▶ **Material to process**
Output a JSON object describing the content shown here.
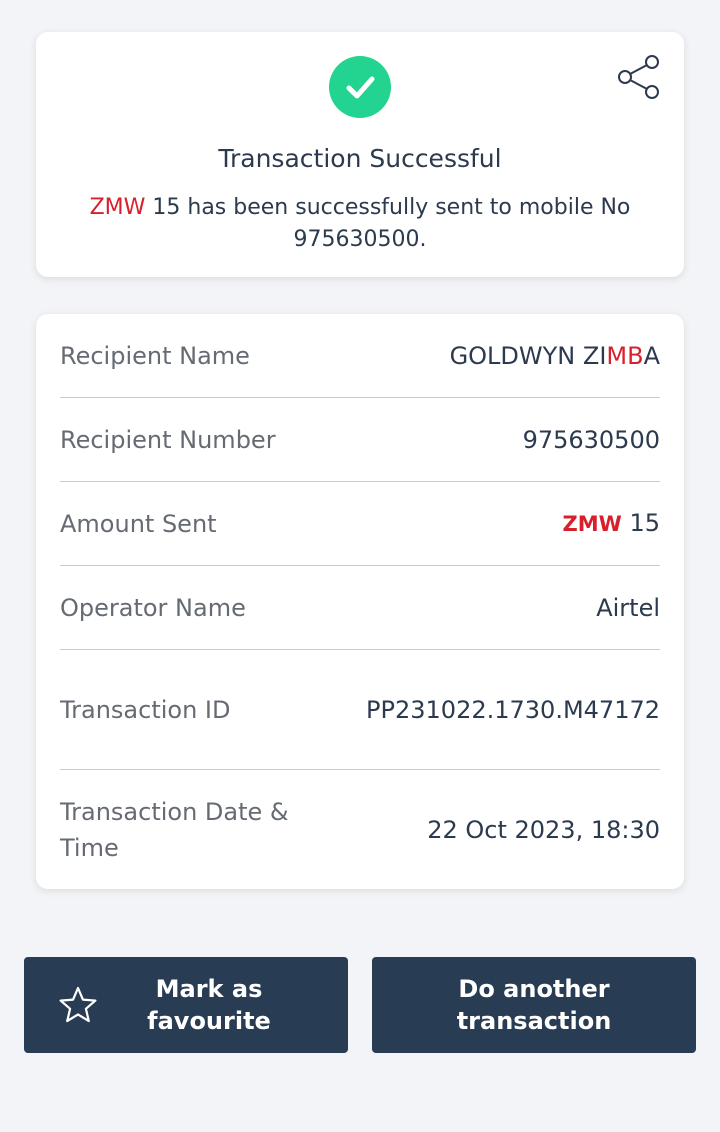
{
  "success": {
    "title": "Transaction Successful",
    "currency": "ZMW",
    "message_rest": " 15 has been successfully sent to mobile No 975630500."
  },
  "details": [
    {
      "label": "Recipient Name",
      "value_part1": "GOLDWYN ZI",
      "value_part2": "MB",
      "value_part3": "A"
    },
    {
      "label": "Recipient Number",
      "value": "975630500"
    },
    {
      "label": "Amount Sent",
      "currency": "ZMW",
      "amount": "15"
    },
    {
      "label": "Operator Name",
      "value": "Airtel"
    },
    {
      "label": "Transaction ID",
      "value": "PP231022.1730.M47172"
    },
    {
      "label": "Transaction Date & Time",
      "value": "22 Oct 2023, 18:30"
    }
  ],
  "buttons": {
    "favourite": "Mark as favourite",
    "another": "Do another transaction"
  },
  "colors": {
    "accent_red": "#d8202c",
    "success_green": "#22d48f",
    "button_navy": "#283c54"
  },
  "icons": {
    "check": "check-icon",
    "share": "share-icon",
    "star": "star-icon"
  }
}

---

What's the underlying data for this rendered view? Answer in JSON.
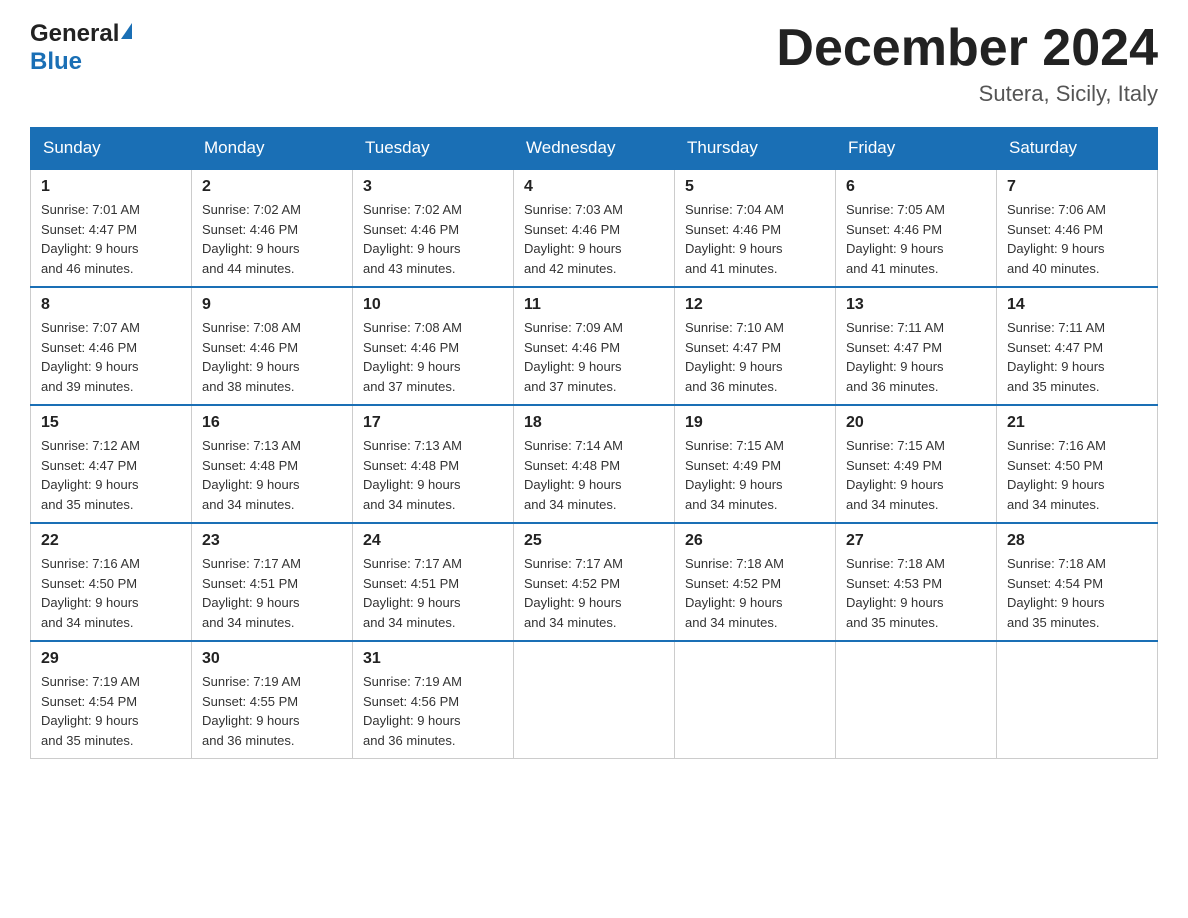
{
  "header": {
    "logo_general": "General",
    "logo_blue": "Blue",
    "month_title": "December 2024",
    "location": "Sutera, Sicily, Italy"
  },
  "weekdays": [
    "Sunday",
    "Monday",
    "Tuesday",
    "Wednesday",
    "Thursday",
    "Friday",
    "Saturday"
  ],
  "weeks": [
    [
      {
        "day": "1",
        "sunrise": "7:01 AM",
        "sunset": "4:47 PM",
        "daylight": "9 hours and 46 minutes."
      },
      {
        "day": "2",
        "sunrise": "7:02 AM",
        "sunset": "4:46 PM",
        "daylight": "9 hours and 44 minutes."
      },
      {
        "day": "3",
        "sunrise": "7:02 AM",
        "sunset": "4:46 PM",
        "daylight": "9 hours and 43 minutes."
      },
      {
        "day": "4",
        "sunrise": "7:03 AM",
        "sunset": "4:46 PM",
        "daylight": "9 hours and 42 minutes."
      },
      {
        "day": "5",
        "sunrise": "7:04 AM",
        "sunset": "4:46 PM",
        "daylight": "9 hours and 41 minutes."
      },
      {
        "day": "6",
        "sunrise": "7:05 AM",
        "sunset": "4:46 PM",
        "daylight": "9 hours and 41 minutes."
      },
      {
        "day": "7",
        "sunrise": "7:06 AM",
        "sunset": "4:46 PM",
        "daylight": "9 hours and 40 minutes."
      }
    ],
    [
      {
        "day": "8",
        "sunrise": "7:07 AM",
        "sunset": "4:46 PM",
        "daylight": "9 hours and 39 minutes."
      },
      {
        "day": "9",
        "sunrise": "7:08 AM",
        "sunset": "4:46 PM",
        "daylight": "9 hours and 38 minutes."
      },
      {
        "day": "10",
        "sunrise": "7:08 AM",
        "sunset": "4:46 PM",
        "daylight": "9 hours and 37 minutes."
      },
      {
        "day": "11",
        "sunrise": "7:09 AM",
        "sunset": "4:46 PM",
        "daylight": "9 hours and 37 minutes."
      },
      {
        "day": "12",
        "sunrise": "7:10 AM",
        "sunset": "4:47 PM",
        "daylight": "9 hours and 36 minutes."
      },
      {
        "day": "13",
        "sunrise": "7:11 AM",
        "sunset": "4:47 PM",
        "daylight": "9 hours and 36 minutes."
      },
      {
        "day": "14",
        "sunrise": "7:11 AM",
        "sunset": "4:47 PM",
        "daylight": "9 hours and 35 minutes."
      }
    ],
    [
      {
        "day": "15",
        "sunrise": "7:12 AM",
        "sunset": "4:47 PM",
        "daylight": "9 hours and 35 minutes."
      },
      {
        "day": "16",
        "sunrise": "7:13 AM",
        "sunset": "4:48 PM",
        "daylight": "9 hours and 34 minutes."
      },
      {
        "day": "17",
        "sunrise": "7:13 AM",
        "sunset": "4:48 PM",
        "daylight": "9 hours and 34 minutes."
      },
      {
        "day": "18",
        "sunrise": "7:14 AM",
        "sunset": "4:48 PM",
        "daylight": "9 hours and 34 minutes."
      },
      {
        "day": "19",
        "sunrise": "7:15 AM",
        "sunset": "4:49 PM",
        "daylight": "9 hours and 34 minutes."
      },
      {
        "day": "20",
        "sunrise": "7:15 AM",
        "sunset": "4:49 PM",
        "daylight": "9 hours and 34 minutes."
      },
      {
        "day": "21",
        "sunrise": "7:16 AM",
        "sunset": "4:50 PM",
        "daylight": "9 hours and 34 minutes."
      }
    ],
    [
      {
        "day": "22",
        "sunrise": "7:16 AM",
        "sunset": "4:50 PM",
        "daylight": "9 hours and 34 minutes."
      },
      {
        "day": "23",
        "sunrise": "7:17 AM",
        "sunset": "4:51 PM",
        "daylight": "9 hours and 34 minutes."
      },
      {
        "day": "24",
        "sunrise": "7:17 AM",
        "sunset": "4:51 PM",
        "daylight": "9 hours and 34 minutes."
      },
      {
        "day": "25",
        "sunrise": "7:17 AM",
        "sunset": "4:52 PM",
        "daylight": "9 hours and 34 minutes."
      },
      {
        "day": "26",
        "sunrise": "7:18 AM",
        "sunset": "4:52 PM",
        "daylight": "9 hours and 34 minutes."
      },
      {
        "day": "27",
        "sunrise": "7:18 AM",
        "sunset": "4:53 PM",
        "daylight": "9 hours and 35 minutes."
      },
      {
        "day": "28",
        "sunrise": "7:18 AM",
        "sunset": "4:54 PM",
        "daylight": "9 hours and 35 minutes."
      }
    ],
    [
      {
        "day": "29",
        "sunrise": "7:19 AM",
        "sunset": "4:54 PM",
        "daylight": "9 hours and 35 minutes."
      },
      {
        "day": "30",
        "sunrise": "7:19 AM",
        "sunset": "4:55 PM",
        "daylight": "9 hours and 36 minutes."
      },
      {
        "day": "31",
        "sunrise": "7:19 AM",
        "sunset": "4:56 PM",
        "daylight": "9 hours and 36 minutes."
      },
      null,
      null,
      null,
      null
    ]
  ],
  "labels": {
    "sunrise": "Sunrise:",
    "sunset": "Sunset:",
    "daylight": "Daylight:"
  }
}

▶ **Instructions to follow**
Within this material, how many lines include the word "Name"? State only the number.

▶ **Result for this exercise**
2